[App and web page records]
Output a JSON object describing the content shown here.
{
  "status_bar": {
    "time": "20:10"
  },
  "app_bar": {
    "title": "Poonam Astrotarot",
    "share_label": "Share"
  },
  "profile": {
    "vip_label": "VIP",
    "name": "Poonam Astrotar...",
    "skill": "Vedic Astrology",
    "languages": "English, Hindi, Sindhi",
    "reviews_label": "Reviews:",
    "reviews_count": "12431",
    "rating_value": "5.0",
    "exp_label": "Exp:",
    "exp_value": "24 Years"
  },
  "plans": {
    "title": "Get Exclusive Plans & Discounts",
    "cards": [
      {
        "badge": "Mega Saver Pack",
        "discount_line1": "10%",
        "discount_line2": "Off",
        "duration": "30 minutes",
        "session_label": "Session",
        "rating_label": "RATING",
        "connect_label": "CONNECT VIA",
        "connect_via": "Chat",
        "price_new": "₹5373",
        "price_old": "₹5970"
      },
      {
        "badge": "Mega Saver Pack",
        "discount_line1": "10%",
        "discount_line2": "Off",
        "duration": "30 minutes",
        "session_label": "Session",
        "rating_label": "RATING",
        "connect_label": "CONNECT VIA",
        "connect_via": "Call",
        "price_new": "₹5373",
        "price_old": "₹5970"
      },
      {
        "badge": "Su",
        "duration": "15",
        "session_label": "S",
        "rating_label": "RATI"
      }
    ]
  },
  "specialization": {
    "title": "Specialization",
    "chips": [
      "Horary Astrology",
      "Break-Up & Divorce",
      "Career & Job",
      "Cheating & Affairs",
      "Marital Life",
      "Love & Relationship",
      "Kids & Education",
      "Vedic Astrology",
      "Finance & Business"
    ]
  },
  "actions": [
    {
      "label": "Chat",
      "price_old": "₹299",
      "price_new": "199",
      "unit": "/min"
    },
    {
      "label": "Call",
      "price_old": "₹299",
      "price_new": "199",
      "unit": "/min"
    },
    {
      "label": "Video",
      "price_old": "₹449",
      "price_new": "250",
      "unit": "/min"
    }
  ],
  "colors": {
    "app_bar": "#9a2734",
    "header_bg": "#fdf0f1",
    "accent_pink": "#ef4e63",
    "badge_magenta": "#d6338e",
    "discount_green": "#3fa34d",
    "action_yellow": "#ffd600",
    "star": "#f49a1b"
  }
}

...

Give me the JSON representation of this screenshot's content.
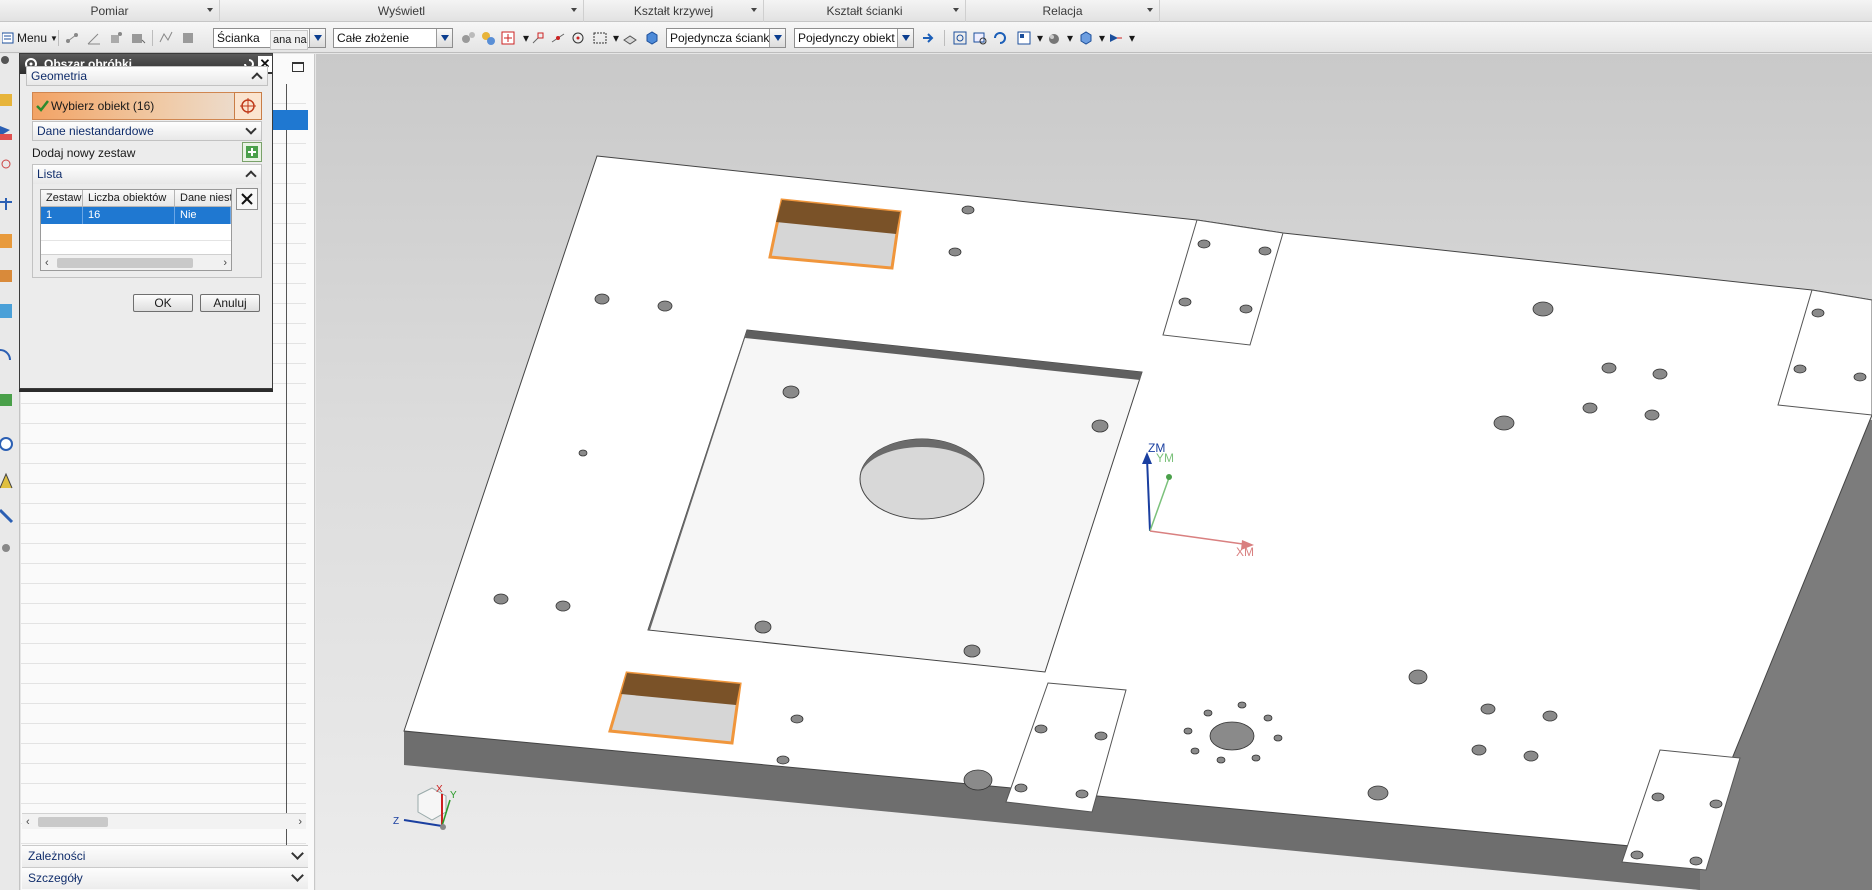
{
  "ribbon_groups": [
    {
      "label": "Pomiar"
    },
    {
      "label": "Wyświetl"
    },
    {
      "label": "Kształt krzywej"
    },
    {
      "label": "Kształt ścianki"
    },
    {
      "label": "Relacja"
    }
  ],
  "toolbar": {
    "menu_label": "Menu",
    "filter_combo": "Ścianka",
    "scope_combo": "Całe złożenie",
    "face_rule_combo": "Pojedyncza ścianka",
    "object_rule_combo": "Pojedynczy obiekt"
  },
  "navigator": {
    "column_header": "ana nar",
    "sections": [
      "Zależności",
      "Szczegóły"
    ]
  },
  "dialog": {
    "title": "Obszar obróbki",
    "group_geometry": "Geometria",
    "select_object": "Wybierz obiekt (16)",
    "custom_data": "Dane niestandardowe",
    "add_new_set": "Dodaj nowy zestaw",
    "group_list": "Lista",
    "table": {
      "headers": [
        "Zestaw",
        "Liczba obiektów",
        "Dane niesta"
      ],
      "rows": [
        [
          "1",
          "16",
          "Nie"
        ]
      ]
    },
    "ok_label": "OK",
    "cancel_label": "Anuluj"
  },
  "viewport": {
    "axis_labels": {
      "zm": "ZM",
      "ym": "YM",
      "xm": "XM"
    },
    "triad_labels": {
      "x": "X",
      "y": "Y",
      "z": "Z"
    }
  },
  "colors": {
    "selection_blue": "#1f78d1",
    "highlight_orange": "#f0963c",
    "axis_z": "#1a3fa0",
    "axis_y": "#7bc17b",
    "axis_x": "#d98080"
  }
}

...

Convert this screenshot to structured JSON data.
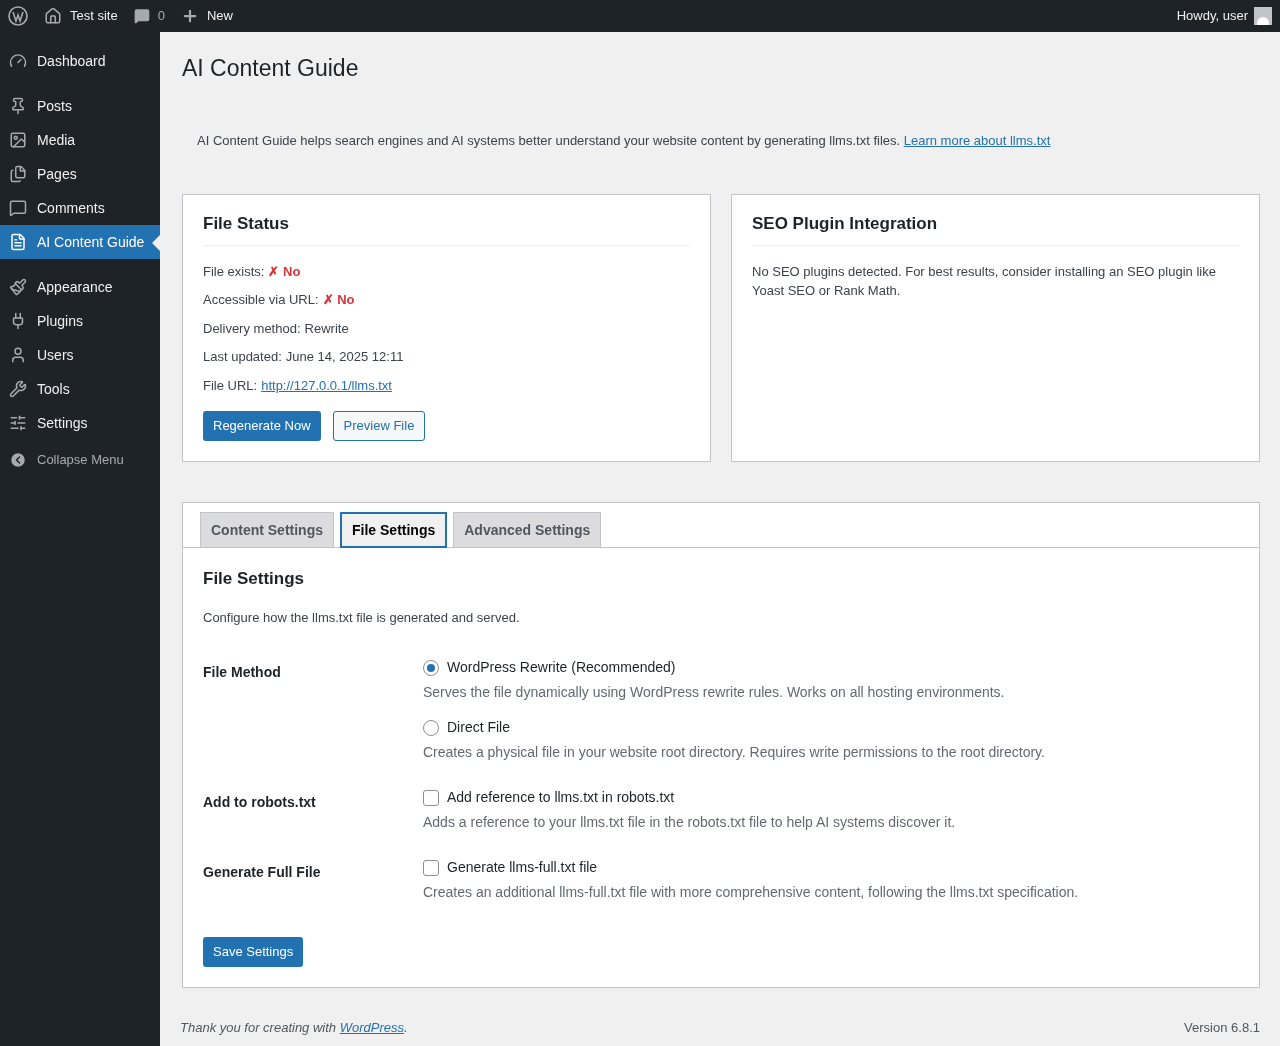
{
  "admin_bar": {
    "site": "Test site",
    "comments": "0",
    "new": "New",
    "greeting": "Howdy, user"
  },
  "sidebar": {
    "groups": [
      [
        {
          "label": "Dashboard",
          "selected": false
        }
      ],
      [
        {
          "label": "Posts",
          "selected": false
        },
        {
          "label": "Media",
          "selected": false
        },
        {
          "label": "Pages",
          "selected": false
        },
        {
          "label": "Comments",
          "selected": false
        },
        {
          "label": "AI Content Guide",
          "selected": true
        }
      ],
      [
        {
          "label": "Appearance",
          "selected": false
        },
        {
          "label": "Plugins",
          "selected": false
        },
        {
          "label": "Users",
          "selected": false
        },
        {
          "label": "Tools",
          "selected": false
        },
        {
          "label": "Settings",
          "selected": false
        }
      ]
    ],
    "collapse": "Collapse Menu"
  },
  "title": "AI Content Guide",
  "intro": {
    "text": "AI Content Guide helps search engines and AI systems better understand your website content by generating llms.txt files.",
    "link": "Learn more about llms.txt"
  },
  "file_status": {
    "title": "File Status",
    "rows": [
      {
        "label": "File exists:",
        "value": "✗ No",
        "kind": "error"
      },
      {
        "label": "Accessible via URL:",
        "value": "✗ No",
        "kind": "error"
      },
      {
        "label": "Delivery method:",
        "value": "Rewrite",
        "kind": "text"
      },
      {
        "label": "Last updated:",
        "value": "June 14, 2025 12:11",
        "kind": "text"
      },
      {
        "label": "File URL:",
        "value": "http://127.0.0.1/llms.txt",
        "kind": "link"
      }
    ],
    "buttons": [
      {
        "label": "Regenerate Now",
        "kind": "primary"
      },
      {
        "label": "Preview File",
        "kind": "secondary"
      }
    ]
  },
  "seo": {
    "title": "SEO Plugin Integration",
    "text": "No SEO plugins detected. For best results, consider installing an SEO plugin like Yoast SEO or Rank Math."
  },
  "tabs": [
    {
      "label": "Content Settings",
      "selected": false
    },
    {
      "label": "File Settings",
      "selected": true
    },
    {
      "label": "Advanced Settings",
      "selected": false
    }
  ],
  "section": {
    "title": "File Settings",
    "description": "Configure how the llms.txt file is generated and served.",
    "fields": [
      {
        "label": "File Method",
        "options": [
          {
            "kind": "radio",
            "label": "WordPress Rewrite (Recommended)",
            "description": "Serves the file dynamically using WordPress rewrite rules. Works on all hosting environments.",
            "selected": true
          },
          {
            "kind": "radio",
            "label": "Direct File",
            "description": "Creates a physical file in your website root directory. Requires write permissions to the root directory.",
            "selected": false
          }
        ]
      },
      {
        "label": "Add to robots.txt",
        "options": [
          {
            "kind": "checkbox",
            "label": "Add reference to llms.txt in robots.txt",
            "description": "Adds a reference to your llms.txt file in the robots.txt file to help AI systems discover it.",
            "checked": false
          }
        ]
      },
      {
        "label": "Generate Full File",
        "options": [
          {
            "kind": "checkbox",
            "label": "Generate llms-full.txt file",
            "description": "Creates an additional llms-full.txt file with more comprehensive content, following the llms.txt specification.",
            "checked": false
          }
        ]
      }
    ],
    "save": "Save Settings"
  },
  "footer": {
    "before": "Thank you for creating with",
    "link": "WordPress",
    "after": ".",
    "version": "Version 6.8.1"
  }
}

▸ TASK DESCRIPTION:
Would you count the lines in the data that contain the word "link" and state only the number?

▸ RESPONSE BELOW:
3